Several months back my pastor and I discussed igniting an alternative service that would be geared toward a “college and careers” age-bracket, that was missional, and maybe even “emergent” in some ways. I called together a group of leaders from our church to help brainstorm this event and as the meeting went, it became obvious that we had overlooked the fact that we have a group of high school’ers in our church with whom we were doing nothing with.
We had someone who was the youth leader, but there were no youth gatherings (in part because the youth leader’s strengths laid elsewhere). Through a series of events I never would have predicted I have somehow become the new youth leader, and this past Saturday night we had our second service.
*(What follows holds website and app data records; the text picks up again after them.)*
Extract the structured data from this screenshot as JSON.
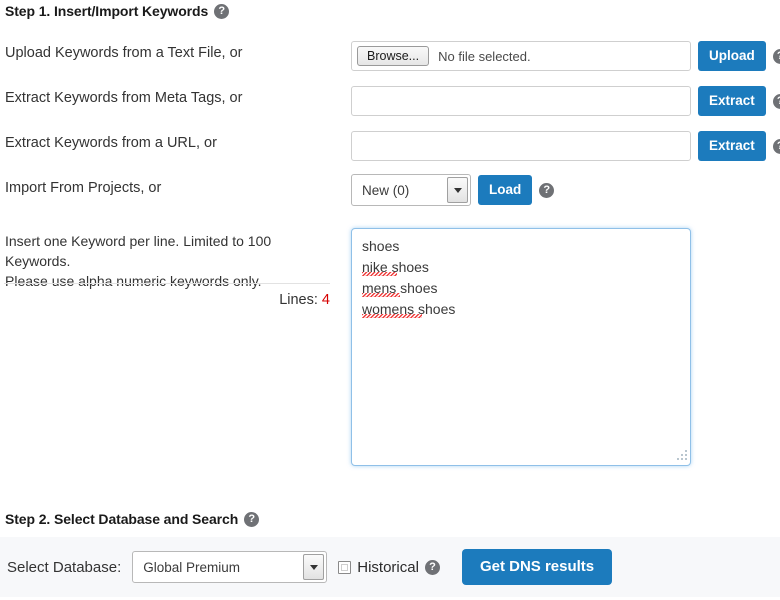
{
  "step1": {
    "heading": "Step 1. Insert/Import Keywords",
    "help_icon": "help-circle-icon",
    "rows": [
      {
        "label": "Upload Keywords from a Text File, or",
        "browse_label": "Browse...",
        "file_status": "No file selected.",
        "action_label": "Upload"
      },
      {
        "label": "Extract Keywords from Meta Tags, or",
        "input_value": "",
        "input_placeholder": "",
        "action_label": "Extract"
      },
      {
        "label": "Extract Keywords from a URL, or",
        "input_value": "",
        "input_placeholder": "",
        "action_label": "Extract"
      },
      {
        "label": "Import From Projects, or",
        "select_value": "New (0)",
        "action_label": "Load"
      }
    ],
    "keywords": {
      "instructions_line1": "Insert one Keyword per line. Limited to 100 Keywords.",
      "instructions_line2": "Please use alpha numeric keywords only.",
      "lines_label": "Lines:",
      "lines_count": "4",
      "textarea_value": "shoes\nnike shoes\nmens shoes\nwomens shoes",
      "textarea_placeholder": ""
    }
  },
  "step2": {
    "heading": "Step 2. Select Database and Search",
    "help_icon": "help-circle-icon",
    "database_label": "Select Database:",
    "database_value": "Global Premium",
    "historical_label": "Historical",
    "historical_checked": false,
    "submit_label": "Get DNS results"
  },
  "colors": {
    "accent_blue": "#1c7bbd",
    "lines_count_red": "#d60000",
    "panel_grey": "#f7f8fa",
    "focus_blue": "#8fc0e8"
  }
}
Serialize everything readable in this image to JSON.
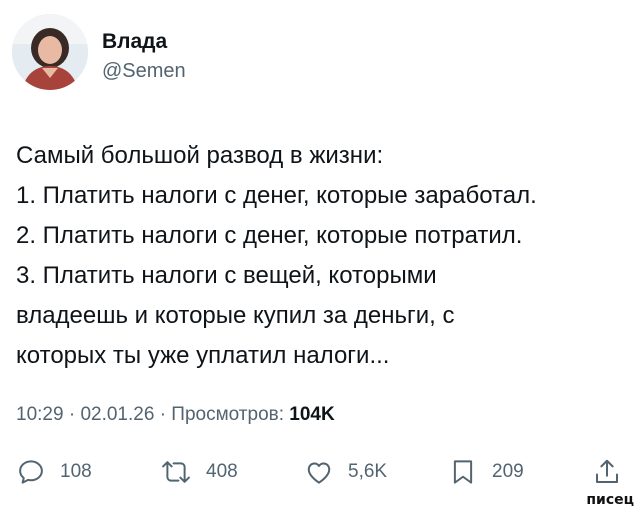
{
  "author": {
    "display_name": "Влада",
    "handle": "@Semen"
  },
  "tweet": {
    "lines": [
      "Самый большой развод в жизни:",
      "1. Платить налоги с денег, которые заработал.",
      "2. Платить налоги с денег, которые потратил.",
      "3. Платить налоги с вещей, которыми",
      "владеешь и которые купил за деньги, с",
      "которых ты уже уплатил налоги..."
    ]
  },
  "meta": {
    "time": "10:29",
    "separator": "·",
    "date": "02.01.26",
    "views_label": "Просмотров:",
    "views_count": "104K"
  },
  "actions": {
    "replies": "108",
    "reposts": "408",
    "likes": "5,6K",
    "bookmarks": "209"
  },
  "watermark": "писец",
  "colors": {
    "text": "#0f1419",
    "secondary": "#536471",
    "background": "#ffffff"
  },
  "icons": [
    "reply-icon",
    "repost-icon",
    "like-icon",
    "bookmark-icon",
    "share-icon"
  ]
}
Before our first service I had contacted my old youth pastor seeking advice and direction. He replied with a strong, long and exhortational letter that I would do good to return to from time to time. One thing he said really stuck:
“Derek, always ask yourself … what do I want these teens to be doing when they are 25 – where do I want their spiritual life to end up when they are 30. Then … plan for THAT. Don’t plan for the moment (“Oh God, give me a game and a verse for tonight”). Do not be afraid to go deep with the group and squeeze them to go deep. Expect big things from them and challenge them to aspire. Never settle for mediocrity.”
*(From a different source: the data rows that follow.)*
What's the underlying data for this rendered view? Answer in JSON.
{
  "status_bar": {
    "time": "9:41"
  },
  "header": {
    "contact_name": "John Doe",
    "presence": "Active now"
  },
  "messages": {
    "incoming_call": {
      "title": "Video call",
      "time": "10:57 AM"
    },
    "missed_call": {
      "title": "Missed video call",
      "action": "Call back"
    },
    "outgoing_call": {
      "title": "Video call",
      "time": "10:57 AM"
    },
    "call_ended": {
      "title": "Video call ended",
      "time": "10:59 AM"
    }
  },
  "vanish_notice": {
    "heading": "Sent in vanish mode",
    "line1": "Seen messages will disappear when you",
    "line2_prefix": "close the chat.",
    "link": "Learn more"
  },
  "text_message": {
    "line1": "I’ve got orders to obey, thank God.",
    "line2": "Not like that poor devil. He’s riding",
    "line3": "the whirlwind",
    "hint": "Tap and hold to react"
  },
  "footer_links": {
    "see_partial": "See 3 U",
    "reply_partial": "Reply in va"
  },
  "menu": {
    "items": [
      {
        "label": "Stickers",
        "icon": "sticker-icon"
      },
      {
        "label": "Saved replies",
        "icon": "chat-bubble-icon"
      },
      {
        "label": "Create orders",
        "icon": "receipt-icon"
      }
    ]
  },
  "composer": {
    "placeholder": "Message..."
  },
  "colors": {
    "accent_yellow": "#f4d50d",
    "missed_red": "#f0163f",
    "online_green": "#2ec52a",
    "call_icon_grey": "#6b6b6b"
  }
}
“Where do I want their spiritual life to end up when they are 30?” That is the question I had on my mind when I went into this first service.
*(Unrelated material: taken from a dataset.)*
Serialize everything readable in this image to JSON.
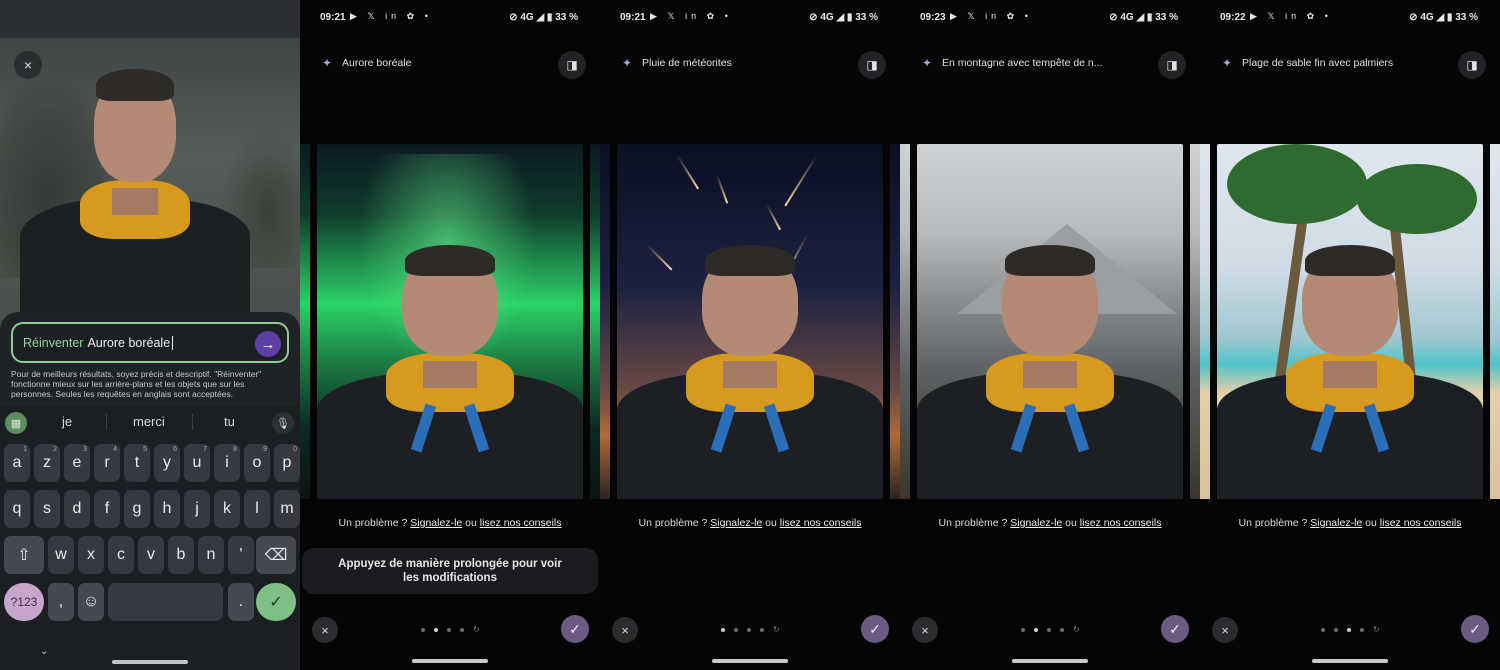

If you get a group of pastors together one of the anticipated conversation starters goes like this, “so, how many people attend your church?” I think that is the question people ask youth leaders too. My friend up in Chicago had a rather large youth group. He’s a great guy. He connects well. He’s funny. And what’s more, he played lots of games with the youth. LOTS. But when he decided go push the youth some. To bring them deeper and challenge their lives for Christ – for the world – he lost 90 percent of them.
Our little church – we average about 67 members including the kids! – was quite excited about having a functioning youth group. I received comments of encouragement and support from various members for weeks leading up to the first service, and the one thing everyone wanted to know after was “how many did you have?” The question has a ring of hope and fear. Hope that lots of kids will show up. Fear that few will.
I’ve been down this road before. Immediate success and God’s will was determined by numbers. I knew it. My church members knew it. Everyone knew it except Jesus. At the height of his short but popular career Jesus called his followers by way of a sacrificial message, and almost everyone split.
So, how many do I have? Eight. It’s a great number. If more come that will be great. But for right now eight seems to be just the right number. Because I’m not interested in building a community youth hangout. Don’t get me wrong, there’s nothing wrong with community youth hangouts, I think they’re great. But that’s not my goal or mission. I’m not interested in setting up apologetics classes either, to teach them how to war off JW’s, Mormon’s or Atheists. I am primarily concerned with making disciples.
I don’t want to give them head-knowledge, I want to instill within them world-shaking instincts. Head-knowledge won’t keep their spiritual lives intact when they are 30, first-nature kingdom building will. If they “get” the Kingdom message of Jesus and what that message means for them and for the world around them it will change everything.